Tribology of artificial hip joints
thesisposted on 28.03.2022, 22:57 authored by Ehsan Askari Renani
Trauma and arthritis can severely impair hip joint function resulting in pain and restricted motion. Often, affected hip joints are replaced by artificial joints which are assumed to be one of the best clinical treatment options. Presently, over one million hip replacements are performed annually world-wide. Due to the limited lifespan of implants and unfavourable results of revision total hip arthroplasty, it is critical, especially for the younger population, that the longevity of the hip implant becomes maximised. The present study aims to firstly better understand the dynamic mechanism of the artificial hip joint and secondly to investigate important issues affecting the lifespan and performance of hip implants. To this end, a three-dimensional computational biomechanics model based upon multibody dynamics methodology is developed taking the spatial nature of the physiological loading and motion of the human body, the inertial forces of the hip components and bearing surface tribology into account. The calculation of the intra-joint contact forces developed is based on a continuous contact force approach that accounts for the geometrical and materials properties of the contacting surfaces. In addition, the friction effects due to the contact between hip components are also taken into account using the Stribeck friction model. Nonlinear dynamics and vibration of artificial hip joints, contact pressure distribution, hip moment and hip squeaking are investigated using this multibody model. Moreover, the Archard’s wear law is considered and embedded in the dynamic hip multibody model, which allows for the prediction of the wear developed in the hip joint. With the purpose of having more realistic wear simulation conditions, the geometries of the acetabular cup and femoral head are updated throughout the dynamic analysis. The main results obtained from computational simulations are compared and validated with those available in the best-published literature. Finally, from the study performed in the present work, it can be concluded that the main reason of hip squeaking is friction-induced vibration owing to different phenomena such as stick-slip friction, negative-sloping friction and contact force changes.
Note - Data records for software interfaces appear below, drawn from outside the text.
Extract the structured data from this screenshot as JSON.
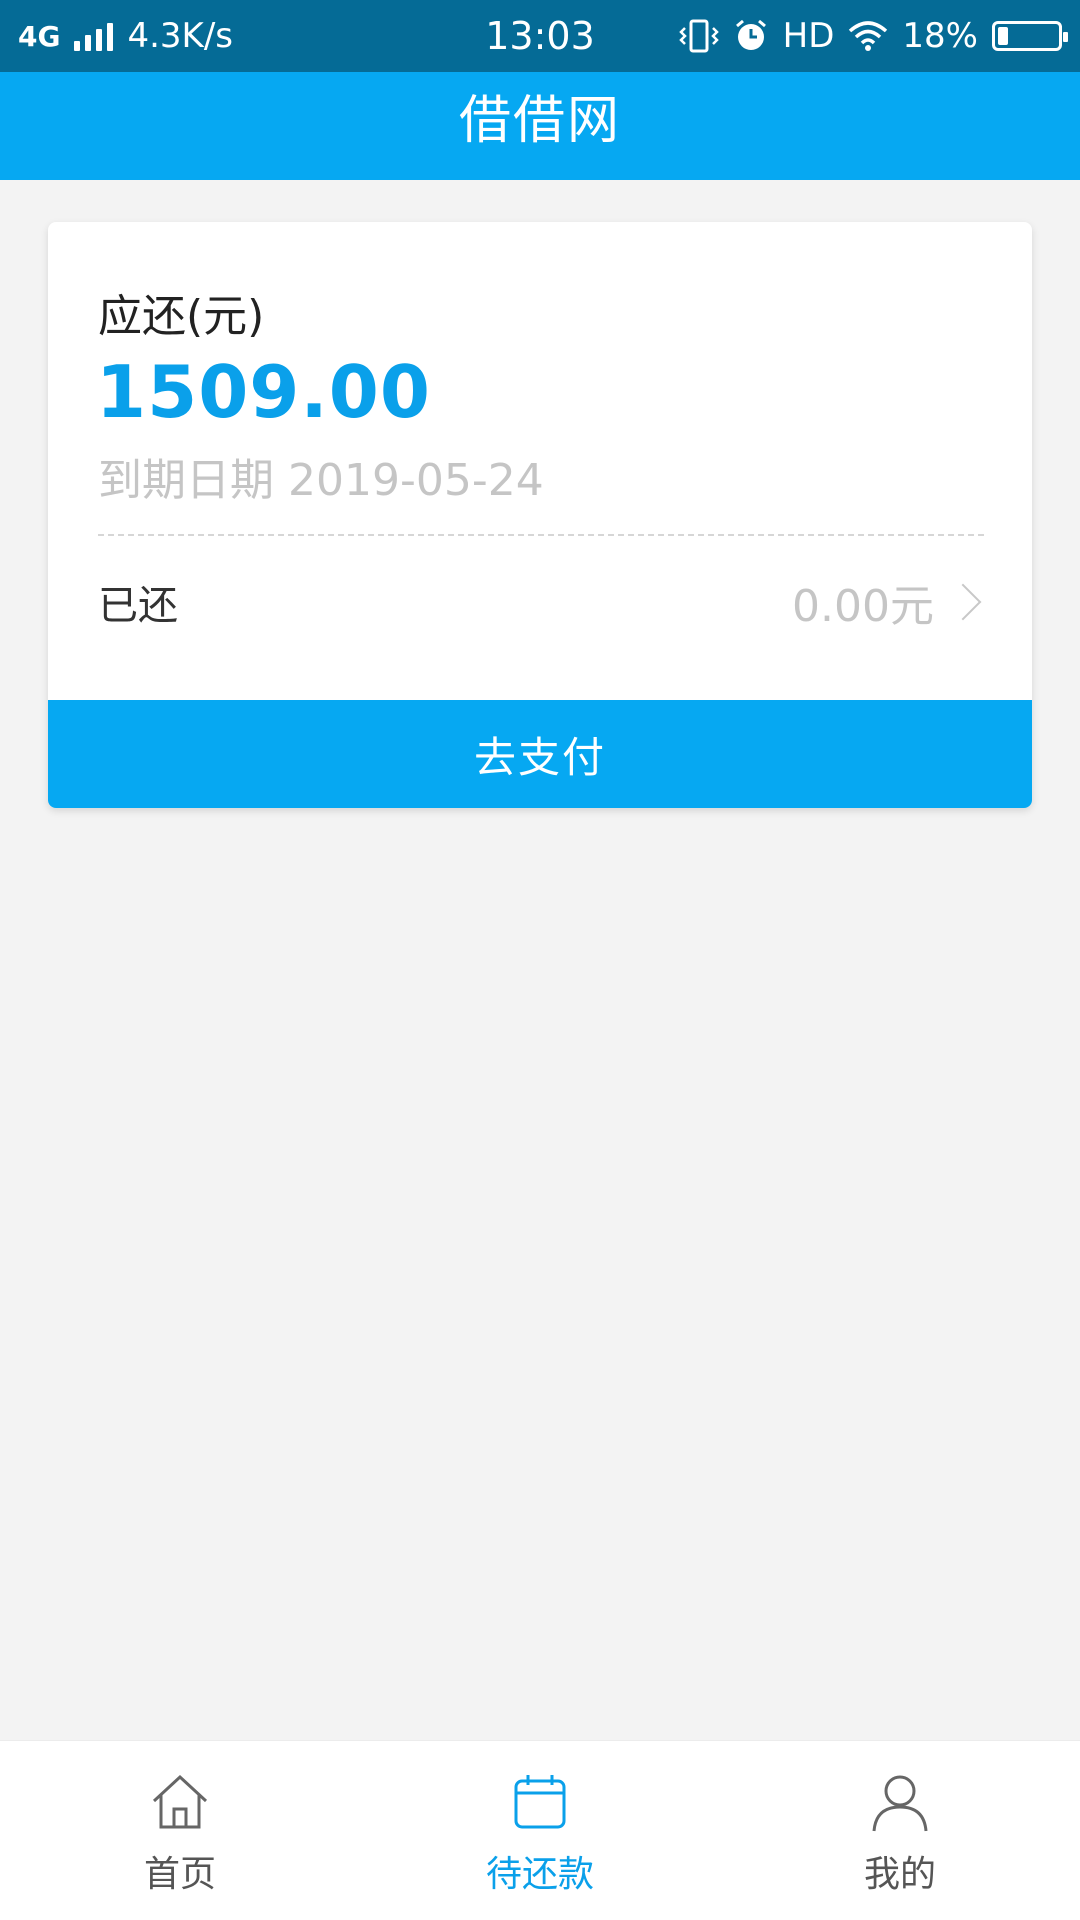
{
  "status_bar": {
    "network": "4G",
    "speed": "4.3K/s",
    "time": "13:03",
    "hd": "HD",
    "battery": "18%"
  },
  "app_bar": {
    "title": "借借网"
  },
  "repayment": {
    "due_label": "应还(元)",
    "due_amount": "1509.00",
    "due_date_text": "到期日期 2019-05-24",
    "paid_label": "已还",
    "paid_amount": "0.00元",
    "pay_button": "去支付"
  },
  "bottom_nav": {
    "items": [
      {
        "label": "首页",
        "icon": "home-icon"
      },
      {
        "label": "待还款",
        "icon": "calendar-icon"
      },
      {
        "label": "我的",
        "icon": "user-icon"
      }
    ],
    "active_index": 1
  },
  "colors": {
    "status_bar": "#056b96",
    "primary": "#06a8f2",
    "amount": "#0aa0ea",
    "background": "#f3f3f3"
  }
}
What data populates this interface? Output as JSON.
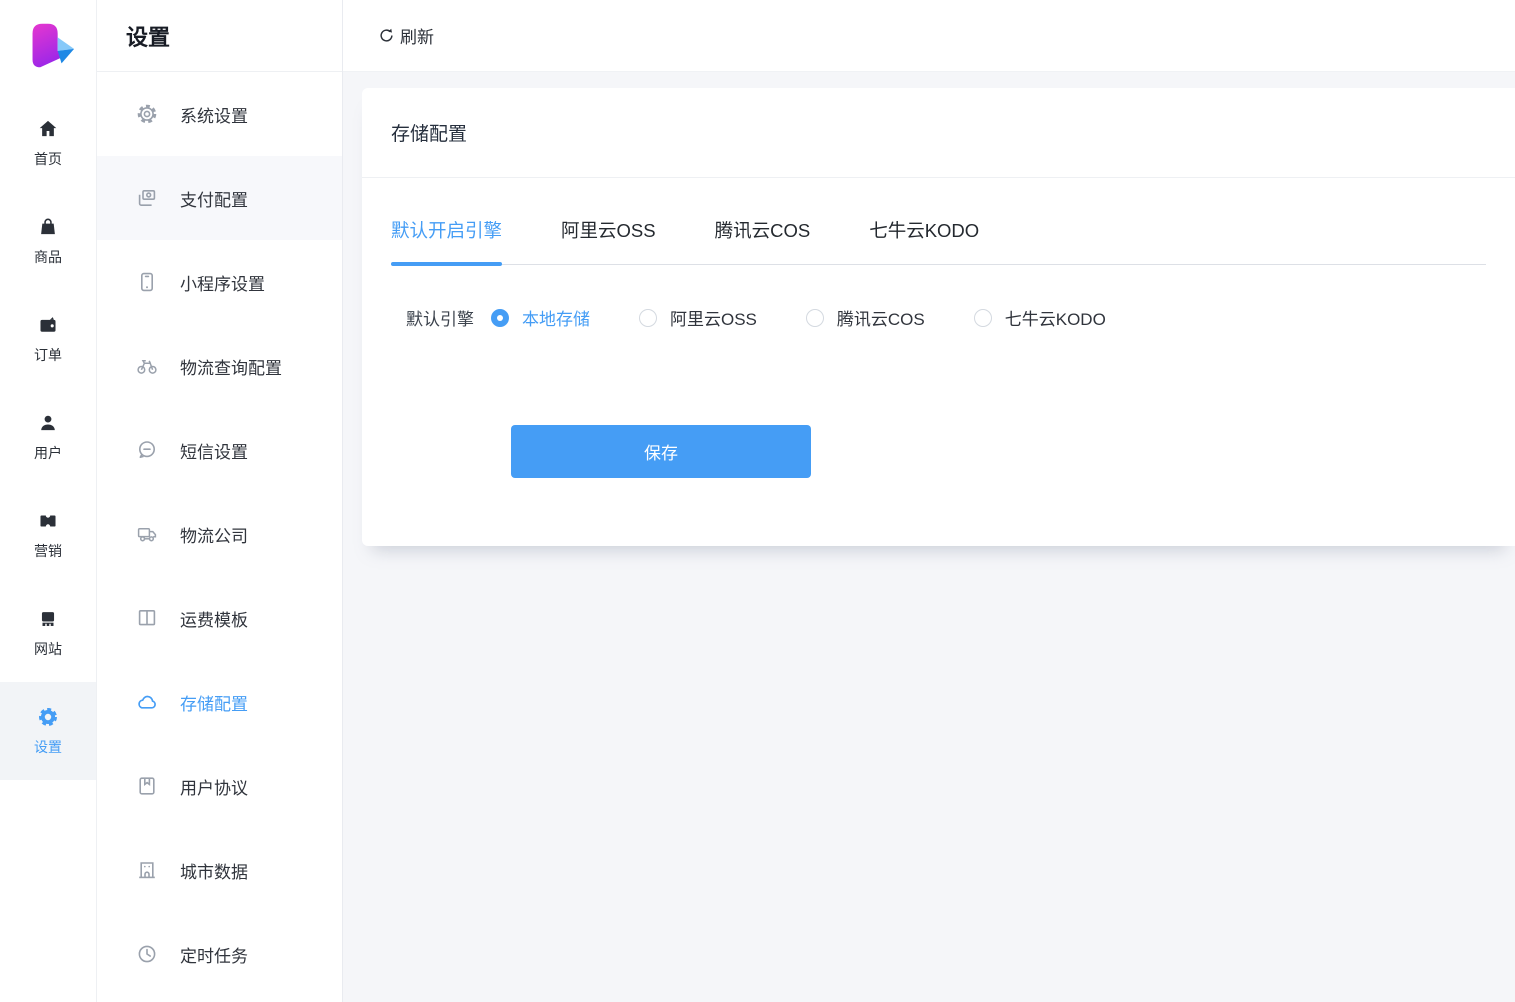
{
  "colors": {
    "accent": "#459df5",
    "content_bg": "#f5f6f9",
    "sidebar_bg": "#ffffff"
  },
  "iconbar": {
    "items": [
      {
        "label": "首页",
        "icon": "home-icon",
        "active": false
      },
      {
        "label": "商品",
        "icon": "goods-bag-icon",
        "active": false
      },
      {
        "label": "订单",
        "icon": "order-wallet-icon",
        "active": false
      },
      {
        "label": "用户",
        "icon": "user-icon",
        "active": false
      },
      {
        "label": "营销",
        "icon": "marketing-ticket-icon",
        "active": false
      },
      {
        "label": "网站",
        "icon": "website-icon",
        "active": false
      },
      {
        "label": "设置",
        "icon": "settings-gear-icon",
        "active": true
      }
    ]
  },
  "submenu": {
    "title": "设置",
    "items": [
      {
        "label": "系统设置",
        "icon": "system-gear-icon",
        "active": false,
        "highlighted": false
      },
      {
        "label": "支付配置",
        "icon": "payment-icon",
        "active": false,
        "highlighted": true
      },
      {
        "label": "小程序设置",
        "icon": "miniprogram-phone-icon",
        "active": false,
        "highlighted": false
      },
      {
        "label": "物流查询配置",
        "icon": "logistics-query-bicycle-icon",
        "active": false,
        "highlighted": false
      },
      {
        "label": "短信设置",
        "icon": "sms-chat-icon",
        "active": false,
        "highlighted": false
      },
      {
        "label": "物流公司",
        "icon": "logistics-truck-icon",
        "active": false,
        "highlighted": false
      },
      {
        "label": "运费模板",
        "icon": "freight-template-book-icon",
        "active": false,
        "highlighted": false
      },
      {
        "label": "存储配置",
        "icon": "storage-cloud-icon",
        "active": true,
        "highlighted": false
      },
      {
        "label": "用户协议",
        "icon": "agreement-book-icon",
        "active": false,
        "highlighted": false
      },
      {
        "label": "城市数据",
        "icon": "city-data-building-icon",
        "active": false,
        "highlighted": false
      },
      {
        "label": "定时任务",
        "icon": "scheduled-task-clock-icon",
        "active": false,
        "highlighted": false
      }
    ]
  },
  "topbar": {
    "refresh_label": "刷新"
  },
  "card": {
    "title": "存储配置",
    "tabs": [
      {
        "label": "默认开启引擎",
        "active": true
      },
      {
        "label": "阿里云OSS",
        "active": false
      },
      {
        "label": "腾讯云COS",
        "active": false
      },
      {
        "label": "七牛云KODO",
        "active": false
      }
    ],
    "form": {
      "engine_label": "默认引擎",
      "options": [
        {
          "label": "本地存储",
          "selected": true
        },
        {
          "label": "阿里云OSS",
          "selected": false
        },
        {
          "label": "腾讯云COS",
          "selected": false
        },
        {
          "label": "七牛云KODO",
          "selected": false
        }
      ]
    },
    "save_label": "保存"
  }
}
Friction influences the trajectory of the contact point between the cup and head over the gait cycle. In addition, a potential cause of the high wear rates seen in vivo may be due to friction-induced vibration.